“Gilgamesh is a hero in the ancient mould. He’s half-god, enormously strong, a bit randy, a bit dim, and he goes through adventures which embody the human experience writ large. He starts off as the king of a small kingdom, making a nuisance of himself – enforcing droit du seigneur, sleeping with women on their marriage night, pushing other men around, being a bit of an arse. So the gods make a rival to him in strength, a wild man. They fight, realise neither can win, then become best friends and go off on all sorts of adventures. They kill all sorts of ogres and beasts, until the gods think this is getting a bit much and decide Gilgamesh’s friend has to die. It’s then that Gilgamesh realises the truth of mortality. He sees his friend die, and thinks if this heroic human being, the strongest of the strong, can die, that means I’m going to die too. He faces his own mortality, and it’s terrifying.

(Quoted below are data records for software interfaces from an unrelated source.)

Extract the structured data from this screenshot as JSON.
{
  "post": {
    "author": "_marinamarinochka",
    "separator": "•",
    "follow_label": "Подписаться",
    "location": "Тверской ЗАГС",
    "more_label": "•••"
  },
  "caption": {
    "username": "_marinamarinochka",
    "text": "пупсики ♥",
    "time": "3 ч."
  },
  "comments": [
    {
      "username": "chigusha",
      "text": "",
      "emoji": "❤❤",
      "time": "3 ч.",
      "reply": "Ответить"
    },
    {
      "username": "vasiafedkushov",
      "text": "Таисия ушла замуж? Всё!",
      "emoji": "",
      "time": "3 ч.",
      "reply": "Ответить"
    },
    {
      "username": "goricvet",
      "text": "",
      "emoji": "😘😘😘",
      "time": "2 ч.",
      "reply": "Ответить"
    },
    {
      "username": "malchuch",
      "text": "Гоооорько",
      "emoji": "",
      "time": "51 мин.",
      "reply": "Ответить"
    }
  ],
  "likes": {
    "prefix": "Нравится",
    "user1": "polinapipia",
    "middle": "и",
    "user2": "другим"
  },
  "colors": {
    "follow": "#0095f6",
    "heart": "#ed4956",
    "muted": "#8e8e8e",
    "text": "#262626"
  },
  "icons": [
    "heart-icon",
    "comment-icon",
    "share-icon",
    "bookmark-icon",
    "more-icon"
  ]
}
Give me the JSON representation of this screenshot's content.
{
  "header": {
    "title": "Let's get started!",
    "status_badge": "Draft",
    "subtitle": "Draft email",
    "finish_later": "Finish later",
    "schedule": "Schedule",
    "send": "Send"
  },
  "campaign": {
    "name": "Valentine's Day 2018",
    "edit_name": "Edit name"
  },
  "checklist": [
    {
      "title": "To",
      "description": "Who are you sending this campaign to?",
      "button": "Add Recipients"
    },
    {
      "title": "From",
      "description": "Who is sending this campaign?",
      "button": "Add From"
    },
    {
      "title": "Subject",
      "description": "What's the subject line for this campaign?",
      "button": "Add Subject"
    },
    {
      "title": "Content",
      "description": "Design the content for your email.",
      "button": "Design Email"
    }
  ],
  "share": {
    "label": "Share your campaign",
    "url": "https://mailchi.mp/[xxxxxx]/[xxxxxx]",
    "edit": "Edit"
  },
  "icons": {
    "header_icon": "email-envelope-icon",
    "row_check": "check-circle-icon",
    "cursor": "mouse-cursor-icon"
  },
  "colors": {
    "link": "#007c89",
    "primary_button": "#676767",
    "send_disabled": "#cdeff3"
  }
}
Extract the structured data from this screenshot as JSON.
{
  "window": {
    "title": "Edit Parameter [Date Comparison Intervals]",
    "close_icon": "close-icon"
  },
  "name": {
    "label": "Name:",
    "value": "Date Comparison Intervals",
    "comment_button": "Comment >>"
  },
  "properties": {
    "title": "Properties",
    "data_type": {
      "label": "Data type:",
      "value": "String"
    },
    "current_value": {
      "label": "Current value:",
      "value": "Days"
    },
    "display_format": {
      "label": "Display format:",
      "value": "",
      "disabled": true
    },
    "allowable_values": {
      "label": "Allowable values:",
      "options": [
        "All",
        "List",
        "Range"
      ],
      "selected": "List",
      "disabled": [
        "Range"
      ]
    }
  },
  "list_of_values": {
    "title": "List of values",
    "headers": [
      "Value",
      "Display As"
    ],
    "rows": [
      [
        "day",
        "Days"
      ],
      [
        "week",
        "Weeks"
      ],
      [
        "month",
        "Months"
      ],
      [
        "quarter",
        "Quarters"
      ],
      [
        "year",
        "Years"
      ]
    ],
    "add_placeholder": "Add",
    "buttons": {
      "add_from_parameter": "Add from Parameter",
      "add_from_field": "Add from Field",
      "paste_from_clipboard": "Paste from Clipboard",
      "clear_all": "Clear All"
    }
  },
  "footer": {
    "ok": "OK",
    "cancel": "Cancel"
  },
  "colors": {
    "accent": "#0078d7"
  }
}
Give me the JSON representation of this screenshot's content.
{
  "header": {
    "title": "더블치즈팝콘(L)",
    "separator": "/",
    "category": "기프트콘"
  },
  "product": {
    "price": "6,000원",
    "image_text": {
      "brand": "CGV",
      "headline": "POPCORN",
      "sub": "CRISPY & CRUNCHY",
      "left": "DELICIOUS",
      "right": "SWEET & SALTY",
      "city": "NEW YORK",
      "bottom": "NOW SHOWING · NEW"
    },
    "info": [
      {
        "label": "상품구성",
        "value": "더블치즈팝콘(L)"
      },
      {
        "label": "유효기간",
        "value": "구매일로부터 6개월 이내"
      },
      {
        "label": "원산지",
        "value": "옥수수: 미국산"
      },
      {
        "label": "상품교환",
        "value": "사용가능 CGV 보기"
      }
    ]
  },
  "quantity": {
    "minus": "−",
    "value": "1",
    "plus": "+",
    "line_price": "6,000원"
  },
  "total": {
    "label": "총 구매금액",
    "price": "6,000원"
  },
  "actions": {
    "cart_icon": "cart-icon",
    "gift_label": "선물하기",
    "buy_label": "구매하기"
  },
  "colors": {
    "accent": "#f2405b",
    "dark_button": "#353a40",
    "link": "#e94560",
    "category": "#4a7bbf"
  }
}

He leaves his kingdom and roams the wilderness, looking desperately for some solution to the problem of mortality.” Read more...
The best books on Immortality